With THE advent of RIAs to measure low concentrations of circulating hormones in the early 1970s, endocrine investigators were able to recognize that many hormones are secreted in an episodic fashion. The methodology of the RIA permitted repeated measures of a particular hormone in individual subjects over extended intervals, e.g. 24 h. When serial hormone concentrations are plotted over time, the resultant time series exhibits visually distinct regions in which a relative increase is followed by a subsequent decrease in hormone concentrations. These discrete events have been termed pulses. The pulsatile secretion of endocrine products is based upon a complex interaction of peptides, glycoproteins, and steroid hormones termed the neuroendocrine axis. This merging of the neural and endocrine systems begins in the brain where neurons located in the hypothalamus, under the influence of largely unknown suprahypothalamic neurons, secrete peptides termed hypothalamic releasing factors (e.g. GnRH and TRH), which travel to the pituitary gland via the hypophyseal-portal microvascular system. Such releasing factors stimulate specific pituitary cells to release one or more (glyco)protein hormones (e.g. LH and FSH) into the bloodstream. The circulatory compartment then conveys this pituitary signal to the various target sites; viz. cells of the respective endocrine end organs (e.g. ovary, thyroid, adrenal gland). The end organ responds to the trophic signal by secreting its relevant hormone (e.g. estrogen, T4, cortisol) into the bloodstream. The glandular products in turn act through feedback mechanisms to modulate secretion of (neuro)hormones at the hypothalamic and pituitary levels.

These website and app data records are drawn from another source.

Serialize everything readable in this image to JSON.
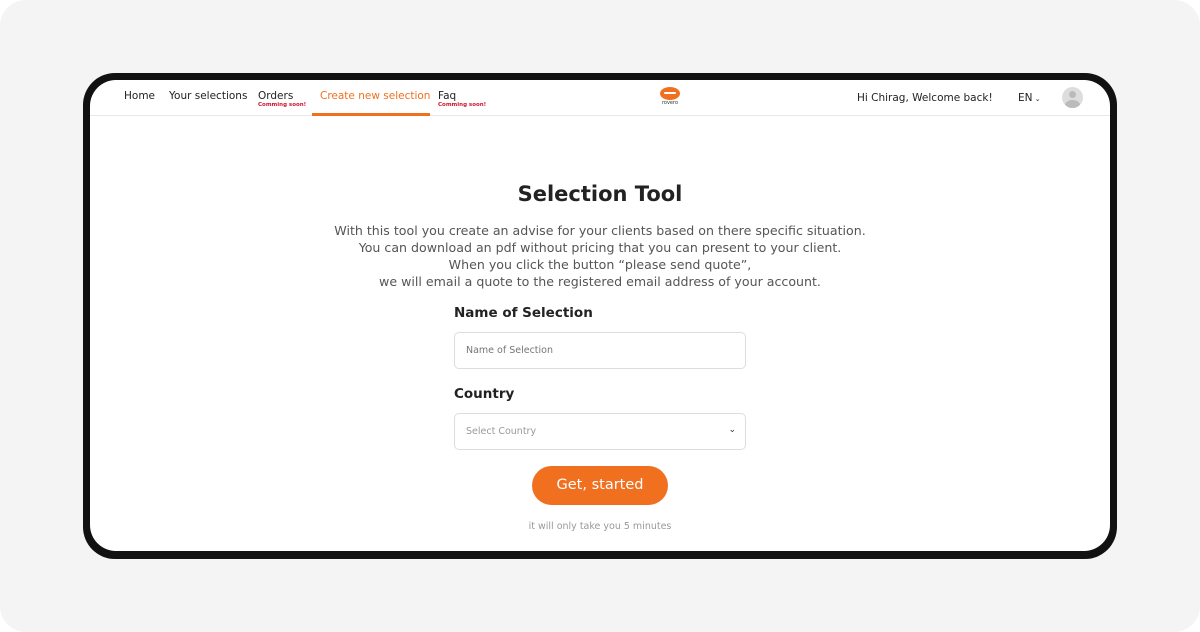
{
  "nav": {
    "items": [
      {
        "label": "Home"
      },
      {
        "label": "Your selections"
      },
      {
        "label": "Orders",
        "badge": "Comming soon!"
      },
      {
        "label": "Create new selection",
        "active": true
      },
      {
        "label": "Faq",
        "badge": "Comming soon!"
      }
    ],
    "logo_text": "rovero",
    "welcome": "Hi Chirag, Welcome back!",
    "language": "EN",
    "accent": "#f07020"
  },
  "main": {
    "title": "Selection Tool",
    "description": [
      "With this tool you create an advise for your clients based on there specific situation.",
      "You can download an pdf without pricing that you can present to your client.",
      "When you click the button “please send quote”,",
      "we will email a quote to the registered email address of your account."
    ],
    "name_label": "Name of Selection",
    "name_placeholder": "Name of Selection",
    "name_value": "",
    "country_label": "Country",
    "country_placeholder": "Select Country",
    "button": "Get, started",
    "hint": "it will only take you 5 minutes"
  }
}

ASJC Scopus subject areas
- Endocrinology, Diabetes and Metabolism